Infection and Immunity
You can conduct your research degree within the Division of Infection & Immunity. Research extends from basic mechanisms of infection and immunology to translation directly impacting diagnosis, management and prevention of disease.
The aim is to offer a broad knowledge and expertise in in all aspects of immunological-based disease processes at the molecular and cellular level, with strengths in innate immunity, cancer immunology, T-cell biology and viral and bacterial infection. Centrally supported state of-the-art technology platforms, genomics, Medicine courses continue over proteomics, lipidomics, imaging and flow cytometry with expertise in cell and molecular biology.
New and refurbished lab space in the Henry Wellcome and Tenovus Buildings combines state-of-the-art laboratories with shared core facilities for proteomics, genomics, transgenics, flow cytometry, histology and imaging.
School of Medicine Research Degrees Office

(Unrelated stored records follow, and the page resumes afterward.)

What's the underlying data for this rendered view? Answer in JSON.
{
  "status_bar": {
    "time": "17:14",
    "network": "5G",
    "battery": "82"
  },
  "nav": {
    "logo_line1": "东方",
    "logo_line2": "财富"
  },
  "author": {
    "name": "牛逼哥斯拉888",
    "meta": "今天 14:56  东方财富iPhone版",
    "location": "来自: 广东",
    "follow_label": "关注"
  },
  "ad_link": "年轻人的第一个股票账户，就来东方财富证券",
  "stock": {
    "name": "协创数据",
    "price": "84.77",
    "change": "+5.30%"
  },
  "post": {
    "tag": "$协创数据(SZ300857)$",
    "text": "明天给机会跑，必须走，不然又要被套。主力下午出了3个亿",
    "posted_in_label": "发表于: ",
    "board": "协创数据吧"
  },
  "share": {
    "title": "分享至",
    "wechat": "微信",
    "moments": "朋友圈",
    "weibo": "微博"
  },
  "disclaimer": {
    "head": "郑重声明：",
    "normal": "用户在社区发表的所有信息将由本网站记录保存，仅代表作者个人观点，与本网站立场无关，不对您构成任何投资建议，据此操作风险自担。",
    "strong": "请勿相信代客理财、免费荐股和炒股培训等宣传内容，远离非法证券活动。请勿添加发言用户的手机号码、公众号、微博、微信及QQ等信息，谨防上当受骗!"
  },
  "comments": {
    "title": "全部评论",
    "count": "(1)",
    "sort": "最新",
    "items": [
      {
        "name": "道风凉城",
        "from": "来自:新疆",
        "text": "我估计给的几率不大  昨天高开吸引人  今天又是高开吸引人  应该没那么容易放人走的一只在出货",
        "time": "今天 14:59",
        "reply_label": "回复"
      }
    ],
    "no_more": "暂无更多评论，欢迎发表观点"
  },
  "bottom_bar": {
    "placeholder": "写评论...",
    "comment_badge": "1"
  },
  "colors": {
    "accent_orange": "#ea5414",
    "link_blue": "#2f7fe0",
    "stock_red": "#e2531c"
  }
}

- Telephone:+44 (0)29 2074 6716
The Division of Infection and Immunity conducts internationally recognised research in the areas of infection, immunity and inflammation. The long-term objective of this research is to develop or redefine treatment strategies for use in inflammatory disorders, infectious diseases and cancer. Further details can be found on the Division webpages.
The Division is comprised of a team of 40 principal investigators from different fields of expertise. Our researchers include laboratory scientists, clinical academics and hospital doctors, who share knowledge through regular seminars and workshops. Our Division includes 12 professors, and we are currently training 60 PhD students.
The following research areas are of particular strength:
- Complement Biology
- Inflammation and leukocyte trafficking
- Biology of leukocytes sub-sets
- Cytokines and Chemokines
- T lymphocyte subsets and immune regulation
- Innate and acquired immunity
- Viruses and viral immunity
- Cancer Immunology
- Lipid Mediators
- Antibiotic resistance and bacterial infection.